Task goal: Among the entries below, count the lines where the string "número" occurs, and give only the number.

Task input:
*** Begin section ***
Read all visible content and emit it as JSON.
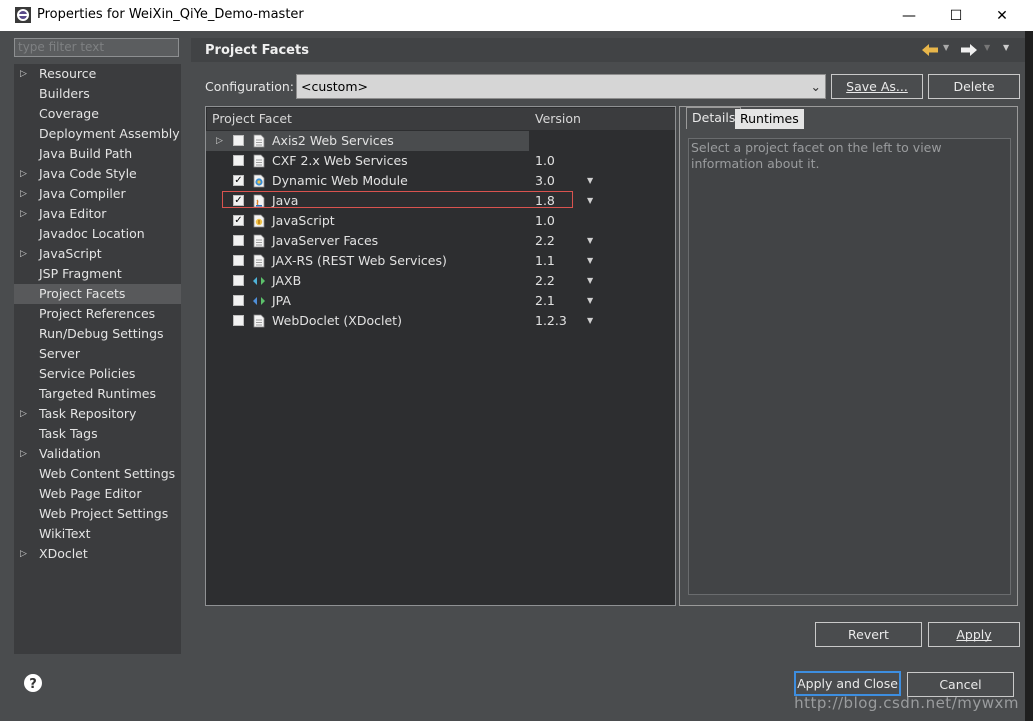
{
  "window": {
    "title": "Properties for WeiXin_QiYe_Demo-master",
    "minimize": "—",
    "maximize": "☐",
    "close": "✕"
  },
  "sidebar": {
    "filter_placeholder": "type filter text",
    "items": [
      {
        "label": "Resource",
        "expandable": true
      },
      {
        "label": "Builders",
        "expandable": false
      },
      {
        "label": "Coverage",
        "expandable": false
      },
      {
        "label": "Deployment Assembly",
        "expandable": false
      },
      {
        "label": "Java Build Path",
        "expandable": false
      },
      {
        "label": "Java Code Style",
        "expandable": true
      },
      {
        "label": "Java Compiler",
        "expandable": true
      },
      {
        "label": "Java Editor",
        "expandable": true
      },
      {
        "label": "Javadoc Location",
        "expandable": false
      },
      {
        "label": "JavaScript",
        "expandable": true
      },
      {
        "label": "JSP Fragment",
        "expandable": false
      },
      {
        "label": "Project Facets",
        "expandable": false,
        "selected": true
      },
      {
        "label": "Project References",
        "expandable": false
      },
      {
        "label": "Run/Debug Settings",
        "expandable": false
      },
      {
        "label": "Server",
        "expandable": false
      },
      {
        "label": "Service Policies",
        "expandable": false
      },
      {
        "label": "Targeted Runtimes",
        "expandable": false
      },
      {
        "label": "Task Repository",
        "expandable": true
      },
      {
        "label": "Task Tags",
        "expandable": false
      },
      {
        "label": "Validation",
        "expandable": true
      },
      {
        "label": "Web Content Settings",
        "expandable": false
      },
      {
        "label": "Web Page Editor",
        "expandable": false
      },
      {
        "label": "Web Project Settings",
        "expandable": false
      },
      {
        "label": "WikiText",
        "expandable": false
      },
      {
        "label": "XDoclet",
        "expandable": true
      }
    ]
  },
  "page": {
    "title": "Project Facets"
  },
  "config": {
    "label": "Configuration:",
    "value": "<custom>",
    "save_as": "Save As...",
    "delete": "Delete"
  },
  "facets": {
    "col_facet": "Project Facet",
    "col_version": "Version",
    "rows": [
      {
        "name": "Axis2 Web Services",
        "version": "",
        "checked": false,
        "expandable": true,
        "dropdown": false,
        "icon": "doc-icon"
      },
      {
        "name": "CXF 2.x Web Services",
        "version": "1.0",
        "checked": false,
        "expandable": false,
        "dropdown": false,
        "icon": "doc-icon"
      },
      {
        "name": "Dynamic Web Module",
        "version": "3.0",
        "checked": true,
        "expandable": false,
        "dropdown": true,
        "icon": "web-module-icon"
      },
      {
        "name": "Java",
        "version": "1.8",
        "checked": true,
        "expandable": false,
        "dropdown": true,
        "icon": "java-icon",
        "highlighted": true
      },
      {
        "name": "JavaScript",
        "version": "1.0",
        "checked": true,
        "expandable": false,
        "dropdown": false,
        "icon": "javascript-icon"
      },
      {
        "name": "JavaServer Faces",
        "version": "2.2",
        "checked": false,
        "expandable": false,
        "dropdown": true,
        "icon": "doc-icon"
      },
      {
        "name": "JAX-RS (REST Web Services)",
        "version": "1.1",
        "checked": false,
        "expandable": false,
        "dropdown": true,
        "icon": "doc-icon"
      },
      {
        "name": "JAXB",
        "version": "2.2",
        "checked": false,
        "expandable": false,
        "dropdown": true,
        "icon": "jaxb-icon"
      },
      {
        "name": "JPA",
        "version": "2.1",
        "checked": false,
        "expandable": false,
        "dropdown": true,
        "icon": "jpa-icon"
      },
      {
        "name": "WebDoclet (XDoclet)",
        "version": "1.2.3",
        "checked": false,
        "expandable": false,
        "dropdown": true,
        "icon": "doc-icon"
      }
    ]
  },
  "details": {
    "tab_details": "Details",
    "tab_runtimes": "Runtimes",
    "text": "Select a project facet on the left to view information about it."
  },
  "buttons": {
    "revert": "Revert",
    "apply": "Apply",
    "apply_close": "Apply and Close",
    "cancel": "Cancel"
  },
  "watermark": "http://blog.csdn.net/mywxm",
  "colors": {
    "dialog_bg": "#4a4c4e",
    "table_bg": "#2d2e30",
    "highlight_border": "#d9534f",
    "apply_close_border": "#3d8ee0"
  }
}
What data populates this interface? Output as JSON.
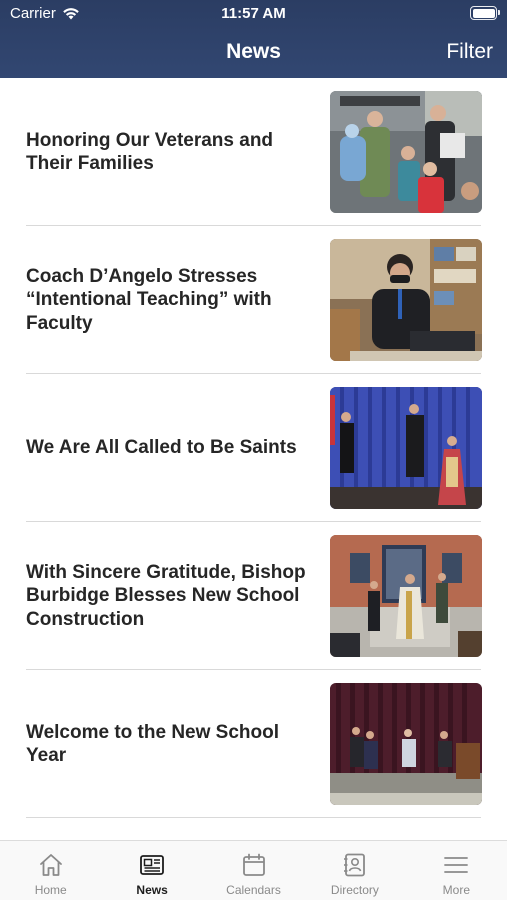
{
  "status_bar": {
    "carrier": "Carrier",
    "time": "11:57 AM",
    "battery_level": 1.0
  },
  "nav": {
    "title": "News",
    "filter_label": "Filter"
  },
  "news": [
    {
      "title": "Honoring Our Veterans and Their Families",
      "thumb": "veterans-photo"
    },
    {
      "title": "Coach D’Angelo Stresses “Intentional Teaching” with Faculty",
      "thumb": "teaching-photo"
    },
    {
      "title": "We Are All Called to Be Saints",
      "thumb": "saints-stage-photo"
    },
    {
      "title": "With Sincere Gratitude, Bishop Burbidge Blesses New School Construction",
      "thumb": "bishop-blessing-photo"
    },
    {
      "title": "Welcome to the New School Year",
      "thumb": "school-year-stage-photo"
    }
  ],
  "tabs": [
    {
      "label": "Home",
      "icon": "home-icon",
      "active": false
    },
    {
      "label": "News",
      "icon": "newspaper-icon",
      "active": true
    },
    {
      "label": "Calendars",
      "icon": "calendar-icon",
      "active": false
    },
    {
      "label": "Directory",
      "icon": "contacts-icon",
      "active": false
    },
    {
      "label": "More",
      "icon": "menu-icon",
      "active": false
    }
  ],
  "colors": {
    "header_bg": "#2b3d63",
    "active_tab": "#1d1d1d",
    "inactive_tab": "#8a8a8a"
  }
}
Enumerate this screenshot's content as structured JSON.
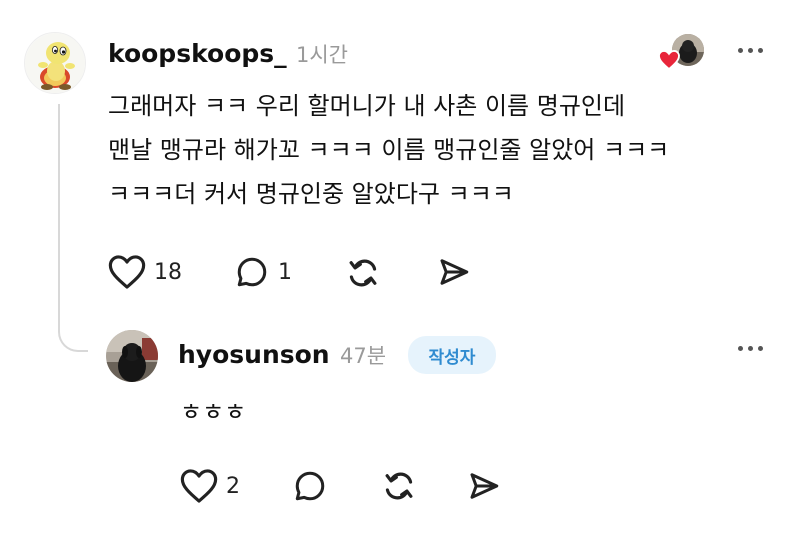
{
  "comment": {
    "username": "koopskoops_",
    "time": "1시간",
    "lines": [
      "그래머자 ㅋㅋ 우리 할머니가 내 사촌 이름 명규인데",
      "맨날 맹규라 해가꼬 ㅋㅋㅋ 이름 맹규인줄 알았어 ㅋㅋㅋ",
      "ㅋㅋㅋ더 커서 명규인중 알았다구 ㅋㅋㅋ"
    ],
    "like_count": "18",
    "reply_count": "1",
    "icons": {
      "avatar": "turtle-avatar-icon",
      "liked_by": "author-liked-heart-icon",
      "more": "more-options-icon",
      "like": "heart-icon",
      "reply": "comment-bubble-icon",
      "repost": "repost-icon",
      "share": "send-icon"
    }
  },
  "reply": {
    "username": "hyosunson",
    "time": "47분",
    "badge": "작성자",
    "text": "ㅎㅎㅎ",
    "like_count": "2",
    "icons": {
      "avatar": "dog-avatar-icon",
      "more": "more-options-icon",
      "like": "heart-icon",
      "reply": "comment-bubble-icon",
      "repost": "repost-icon",
      "share": "send-icon"
    }
  },
  "colors": {
    "badge_bg": "#e6f3fc",
    "badge_text": "#2f8bd0",
    "muted": "#9a9a9a",
    "heart_red": "#e8253a"
  }
}
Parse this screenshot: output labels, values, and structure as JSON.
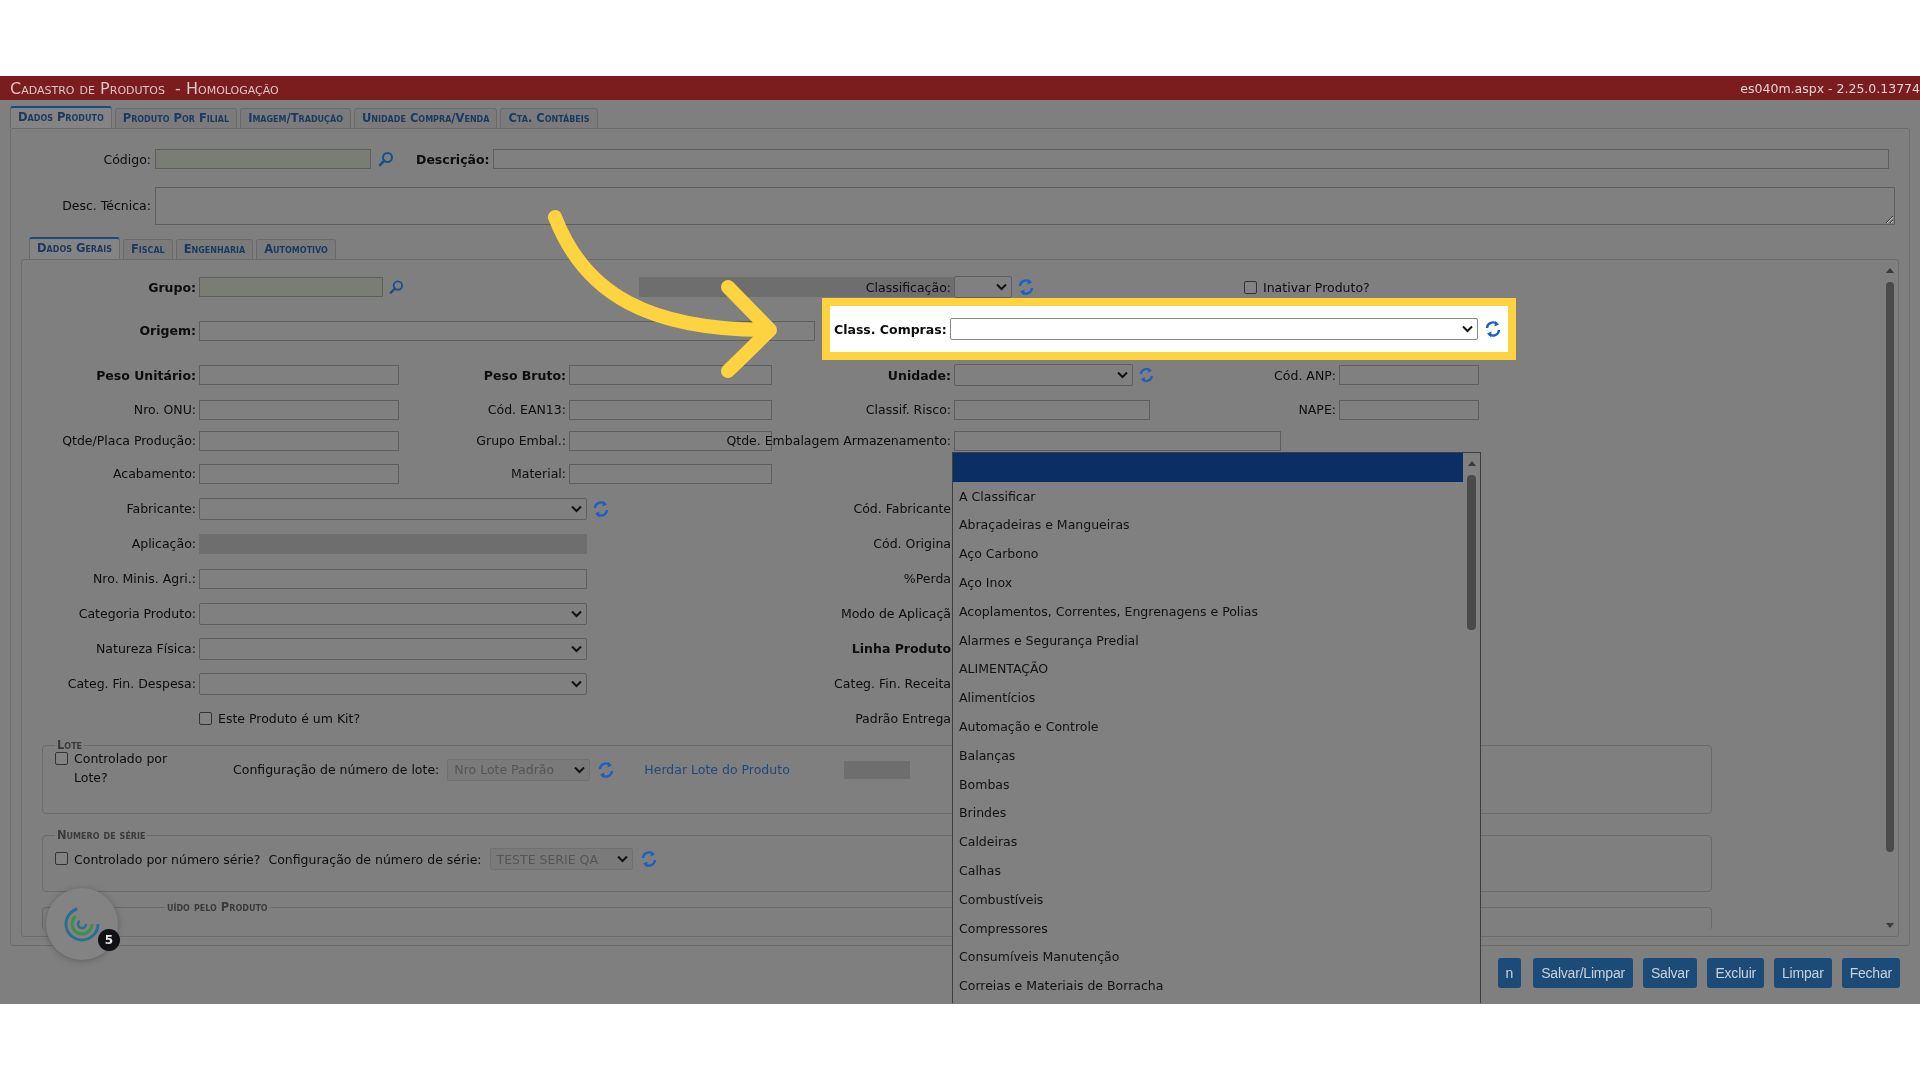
{
  "header": {
    "title": "Cadastro de Produtos",
    "environment": "- Homologação",
    "version": "es040m.aspx - 2.25.0.13774"
  },
  "tabs": [
    {
      "label": "Dados Produto",
      "selected": true
    },
    {
      "label": "Produto Por Filial",
      "selected": false
    },
    {
      "label": "Imagem/Tradução",
      "selected": false
    },
    {
      "label": "Unidade Compra/Venda",
      "selected": false
    },
    {
      "label": "Cta. Contábeis",
      "selected": false
    }
  ],
  "product": {
    "code_label": "Código:",
    "description_label": "Descrição:",
    "technical_label": "Desc. Técnica:"
  },
  "sub_tabs": [
    {
      "label": "Dados Gerais",
      "selected": true
    },
    {
      "label": "Fiscal",
      "selected": false
    },
    {
      "label": "Engenharia",
      "selected": false
    },
    {
      "label": "Automotivo",
      "selected": false
    }
  ],
  "rows": [
    {
      "left": {
        "label": "Grupo:",
        "bold": true,
        "kind": "lookup"
      },
      "middle": {
        "kind": "bar"
      },
      "right": {
        "label": "Classificação:",
        "kind": "mini_select",
        "refresh": true
      },
      "far_right": {
        "kind": "checkbox",
        "label": "Inativar Produto?",
        "checked": false
      }
    },
    {
      "left": {
        "label": "Origem:",
        "bold": true,
        "kind": "wide"
      }
    },
    {
      "left": {
        "label": "Peso Unitário:",
        "bold": true,
        "kind": "text"
      },
      "middle": {
        "label": "Peso Bruto:",
        "bold": true,
        "kind": "text"
      },
      "right": {
        "label": "Unidade:",
        "bold": true,
        "kind": "select",
        "refresh": true
      },
      "far_right": {
        "label": "Cód. ANP:",
        "kind": "text"
      }
    },
    {
      "left": {
        "label": "Nro. ONU:",
        "kind": "text"
      },
      "middle": {
        "label": "Cód. EAN13:",
        "kind": "text"
      },
      "right": {
        "label": "Classif. Risco:",
        "kind": "text"
      },
      "far_right": {
        "label": "NAPE:",
        "kind": "text"
      }
    },
    {
      "left": {
        "label": "Qtde/Placa Produção:",
        "kind": "text"
      },
      "middle": {
        "label": "Grupo Embal.:",
        "kind": "text"
      },
      "right": {
        "label": "Qtde. Embalagem Armazenamento:",
        "kind": "long"
      }
    },
    {
      "left": {
        "label": "Acabamento:",
        "kind": "text"
      },
      "middle": {
        "label": "Material:",
        "kind": "text"
      }
    },
    {
      "left": {
        "label": "Fabricante:",
        "kind": "select",
        "refresh": true
      },
      "right": {
        "label": "Cód. Fabricante",
        "kind": "label"
      }
    },
    {
      "left": {
        "label": "Aplicação:",
        "kind": "readonly"
      },
      "right": {
        "label": "Cód. Origina",
        "kind": "label"
      }
    },
    {
      "left": {
        "label": "Nro. Minis. Agri.:",
        "kind": "long"
      },
      "right": {
        "label": "%Perda",
        "kind": "label"
      }
    },
    {
      "left": {
        "label": "Categoria Produto:",
        "kind": "select"
      },
      "right": {
        "label": "Modo de Aplicaçã",
        "kind": "label"
      }
    },
    {
      "left": {
        "label": "Natureza Física:",
        "kind": "select"
      },
      "right": {
        "label": "Linha Produto",
        "bold": true,
        "kind": "label"
      }
    },
    {
      "left": {
        "label": "Categ. Fin. Despesa:",
        "kind": "select"
      },
      "right": {
        "label": "Categ. Fin. Receita",
        "kind": "label"
      }
    },
    {
      "left": {
        "kind": "checkbox",
        "label": "Este Produto é um Kit?",
        "checked": false
      },
      "right": {
        "label": "Padrão Entrega",
        "kind": "label"
      }
    }
  ],
  "lote": {
    "title": "Lote",
    "checkbox": {
      "label": "Controlado por Lote?",
      "checked": false
    },
    "config_label": "Configuração de número de lote:",
    "config_value": "Nro Lote Padrão",
    "link": "Herdar Lote do Produto"
  },
  "serie": {
    "title": "Numero de série",
    "checkbox": {
      "label": "Controlado por número série?",
      "checked": false
    },
    "config_label": "Configuração de número de série:",
    "config_value": "TESTE SERIE QA"
  },
  "third_section": {
    "title": "uído pelo Produto"
  },
  "buttons": [
    "n",
    "Salvar/Limpar",
    "Salvar",
    "Excluir",
    "Limpar",
    "Fechar"
  ],
  "highlight": {
    "label": "Class. Compras:"
  },
  "dropdown": {
    "options": [
      {
        "selected": true
      },
      {
        "label": "A Classificar",
        "selected": false
      },
      {
        "label": "Abraçadeiras e Mangueiras",
        "selected": false
      },
      {
        "label": "Aço Carbono",
        "selected": false
      },
      {
        "label": "Aço Inox",
        "selected": false
      },
      {
        "label": "Acoplamentos, Correntes, Engrenagens e Polias",
        "selected": false
      },
      {
        "label": "Alarmes e Segurança Predial",
        "selected": false
      },
      {
        "label": "ALIMENTAÇÃO",
        "selected": false
      },
      {
        "label": "Alimentícios",
        "selected": false
      },
      {
        "label": "Automação e Controle",
        "selected": false
      },
      {
        "label": "Balanças",
        "selected": false
      },
      {
        "label": "Bombas",
        "selected": false
      },
      {
        "label": "Brindes",
        "selected": false
      },
      {
        "label": "Caldeiras",
        "selected": false
      },
      {
        "label": "Calhas",
        "selected": false
      },
      {
        "label": "Combustíveis",
        "selected": false
      },
      {
        "label": "Compressores",
        "selected": false
      },
      {
        "label": "Consumíveis Manutenção",
        "selected": false
      },
      {
        "label": "Correias e Materiais de Borracha",
        "selected": false
      }
    ]
  },
  "help_widget": {
    "badge": "5"
  }
}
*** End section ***
Answer to the exercise: 3